* _Exercise objective_: Show all lines from the records below in which the string "screenshot" is present.

Dataset items:
______

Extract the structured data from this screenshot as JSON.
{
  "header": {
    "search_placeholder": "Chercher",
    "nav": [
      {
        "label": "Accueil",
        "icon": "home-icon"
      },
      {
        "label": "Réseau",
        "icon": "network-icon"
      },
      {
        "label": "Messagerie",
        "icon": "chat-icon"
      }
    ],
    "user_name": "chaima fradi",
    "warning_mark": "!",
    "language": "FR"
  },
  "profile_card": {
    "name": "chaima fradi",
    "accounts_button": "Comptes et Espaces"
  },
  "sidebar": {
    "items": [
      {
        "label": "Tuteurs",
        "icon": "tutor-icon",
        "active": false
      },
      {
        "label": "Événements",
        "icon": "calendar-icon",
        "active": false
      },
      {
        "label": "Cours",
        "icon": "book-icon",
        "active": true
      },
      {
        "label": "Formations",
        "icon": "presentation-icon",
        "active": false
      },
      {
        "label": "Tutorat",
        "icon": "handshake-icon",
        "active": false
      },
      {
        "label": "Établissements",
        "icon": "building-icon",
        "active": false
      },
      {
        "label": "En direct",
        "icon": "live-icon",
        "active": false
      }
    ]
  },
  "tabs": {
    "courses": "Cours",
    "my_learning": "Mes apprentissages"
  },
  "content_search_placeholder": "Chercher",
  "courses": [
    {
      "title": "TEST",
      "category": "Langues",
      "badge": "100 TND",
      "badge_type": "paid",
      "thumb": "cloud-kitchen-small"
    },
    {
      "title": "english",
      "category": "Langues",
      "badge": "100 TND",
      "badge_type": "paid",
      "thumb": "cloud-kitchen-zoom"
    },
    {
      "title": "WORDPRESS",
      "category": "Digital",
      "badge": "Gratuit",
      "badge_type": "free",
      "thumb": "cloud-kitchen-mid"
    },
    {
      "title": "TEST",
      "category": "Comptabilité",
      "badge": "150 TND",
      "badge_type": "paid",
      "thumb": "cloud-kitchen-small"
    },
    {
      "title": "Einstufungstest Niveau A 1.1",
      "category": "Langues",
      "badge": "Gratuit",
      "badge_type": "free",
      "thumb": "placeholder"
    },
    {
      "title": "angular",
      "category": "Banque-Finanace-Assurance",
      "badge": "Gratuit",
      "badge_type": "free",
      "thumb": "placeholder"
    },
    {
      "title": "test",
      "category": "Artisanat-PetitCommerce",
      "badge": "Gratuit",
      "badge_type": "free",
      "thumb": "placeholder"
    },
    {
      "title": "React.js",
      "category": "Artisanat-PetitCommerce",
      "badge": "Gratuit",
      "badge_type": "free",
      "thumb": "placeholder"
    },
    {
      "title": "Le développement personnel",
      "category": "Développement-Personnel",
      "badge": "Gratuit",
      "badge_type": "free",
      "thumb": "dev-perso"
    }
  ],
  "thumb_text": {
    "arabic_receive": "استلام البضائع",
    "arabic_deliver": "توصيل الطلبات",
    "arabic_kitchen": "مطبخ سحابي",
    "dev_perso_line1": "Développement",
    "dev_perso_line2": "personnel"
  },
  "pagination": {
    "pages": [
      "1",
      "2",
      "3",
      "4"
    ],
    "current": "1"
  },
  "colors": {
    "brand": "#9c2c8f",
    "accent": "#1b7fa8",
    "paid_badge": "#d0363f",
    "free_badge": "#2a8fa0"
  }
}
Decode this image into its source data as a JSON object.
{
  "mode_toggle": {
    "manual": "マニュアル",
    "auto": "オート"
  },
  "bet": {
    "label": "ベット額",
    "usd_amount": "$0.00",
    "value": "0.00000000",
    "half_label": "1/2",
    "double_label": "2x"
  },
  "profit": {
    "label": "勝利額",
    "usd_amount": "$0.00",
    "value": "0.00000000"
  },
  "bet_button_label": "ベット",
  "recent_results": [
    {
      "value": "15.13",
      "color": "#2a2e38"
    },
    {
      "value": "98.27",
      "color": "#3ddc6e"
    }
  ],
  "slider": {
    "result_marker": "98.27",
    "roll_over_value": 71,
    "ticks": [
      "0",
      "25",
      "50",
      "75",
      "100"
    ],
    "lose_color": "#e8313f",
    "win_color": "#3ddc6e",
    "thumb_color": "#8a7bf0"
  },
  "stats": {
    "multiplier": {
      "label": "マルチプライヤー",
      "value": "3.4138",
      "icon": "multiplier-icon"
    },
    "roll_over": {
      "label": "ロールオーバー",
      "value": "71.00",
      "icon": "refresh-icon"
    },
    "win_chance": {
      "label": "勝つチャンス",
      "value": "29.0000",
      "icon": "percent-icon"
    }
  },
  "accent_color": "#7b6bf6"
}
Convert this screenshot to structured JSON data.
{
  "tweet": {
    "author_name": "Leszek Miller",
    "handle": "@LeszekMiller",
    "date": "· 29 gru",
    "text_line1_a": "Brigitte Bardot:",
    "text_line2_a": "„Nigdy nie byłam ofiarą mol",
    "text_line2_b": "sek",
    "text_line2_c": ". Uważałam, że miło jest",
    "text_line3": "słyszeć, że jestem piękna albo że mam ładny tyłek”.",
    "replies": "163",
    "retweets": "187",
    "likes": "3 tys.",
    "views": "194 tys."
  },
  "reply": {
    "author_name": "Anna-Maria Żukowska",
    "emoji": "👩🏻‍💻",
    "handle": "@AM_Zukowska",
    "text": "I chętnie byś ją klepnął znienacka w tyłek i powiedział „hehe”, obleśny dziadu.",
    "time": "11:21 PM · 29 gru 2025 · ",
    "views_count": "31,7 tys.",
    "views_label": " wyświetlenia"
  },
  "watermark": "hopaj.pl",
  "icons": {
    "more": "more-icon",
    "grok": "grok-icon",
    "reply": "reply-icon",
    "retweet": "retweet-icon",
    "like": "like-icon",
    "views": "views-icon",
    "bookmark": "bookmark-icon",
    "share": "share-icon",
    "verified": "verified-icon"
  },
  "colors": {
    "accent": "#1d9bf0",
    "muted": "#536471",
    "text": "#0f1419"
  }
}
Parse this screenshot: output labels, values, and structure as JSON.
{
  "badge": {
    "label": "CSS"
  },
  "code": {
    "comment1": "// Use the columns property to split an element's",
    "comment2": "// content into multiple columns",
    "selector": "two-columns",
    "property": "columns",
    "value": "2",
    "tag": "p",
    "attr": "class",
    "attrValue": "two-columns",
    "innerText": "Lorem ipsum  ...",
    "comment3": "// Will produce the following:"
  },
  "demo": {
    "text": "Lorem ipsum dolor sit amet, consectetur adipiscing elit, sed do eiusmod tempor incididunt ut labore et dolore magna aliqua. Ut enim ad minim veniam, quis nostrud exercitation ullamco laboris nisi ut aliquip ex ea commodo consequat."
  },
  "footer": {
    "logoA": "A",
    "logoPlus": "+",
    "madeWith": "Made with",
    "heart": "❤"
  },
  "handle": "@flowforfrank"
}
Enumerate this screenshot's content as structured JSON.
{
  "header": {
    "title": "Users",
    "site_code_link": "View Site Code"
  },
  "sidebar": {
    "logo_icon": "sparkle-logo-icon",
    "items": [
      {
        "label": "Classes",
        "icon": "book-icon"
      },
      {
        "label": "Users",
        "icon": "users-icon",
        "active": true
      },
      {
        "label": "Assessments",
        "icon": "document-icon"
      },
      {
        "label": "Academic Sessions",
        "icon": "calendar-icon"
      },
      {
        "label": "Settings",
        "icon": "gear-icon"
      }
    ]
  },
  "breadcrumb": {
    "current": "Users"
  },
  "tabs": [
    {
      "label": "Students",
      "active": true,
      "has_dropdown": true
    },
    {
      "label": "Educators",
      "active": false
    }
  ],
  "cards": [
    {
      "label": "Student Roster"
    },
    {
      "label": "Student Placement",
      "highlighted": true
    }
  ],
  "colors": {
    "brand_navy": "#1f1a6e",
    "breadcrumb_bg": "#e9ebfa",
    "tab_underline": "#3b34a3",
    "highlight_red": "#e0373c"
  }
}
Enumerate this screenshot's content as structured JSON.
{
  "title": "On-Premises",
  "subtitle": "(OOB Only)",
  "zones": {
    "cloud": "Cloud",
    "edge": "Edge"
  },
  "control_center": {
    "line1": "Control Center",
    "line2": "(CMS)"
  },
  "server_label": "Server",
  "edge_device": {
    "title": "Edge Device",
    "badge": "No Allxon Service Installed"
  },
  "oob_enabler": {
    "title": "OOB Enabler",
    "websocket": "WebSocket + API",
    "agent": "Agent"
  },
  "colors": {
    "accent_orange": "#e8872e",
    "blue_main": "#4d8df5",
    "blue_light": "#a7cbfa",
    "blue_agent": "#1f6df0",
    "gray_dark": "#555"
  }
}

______

* _Written answer_:
Extract the structured data from this screenshot as JSON.
Convert this screenshot to structured JSON data.
Parse this screenshot: output labels, values, and structure as JSON.
Enumerate this screenshot's content as structured JSON.
Enumerate this screenshot's content as structured JSON.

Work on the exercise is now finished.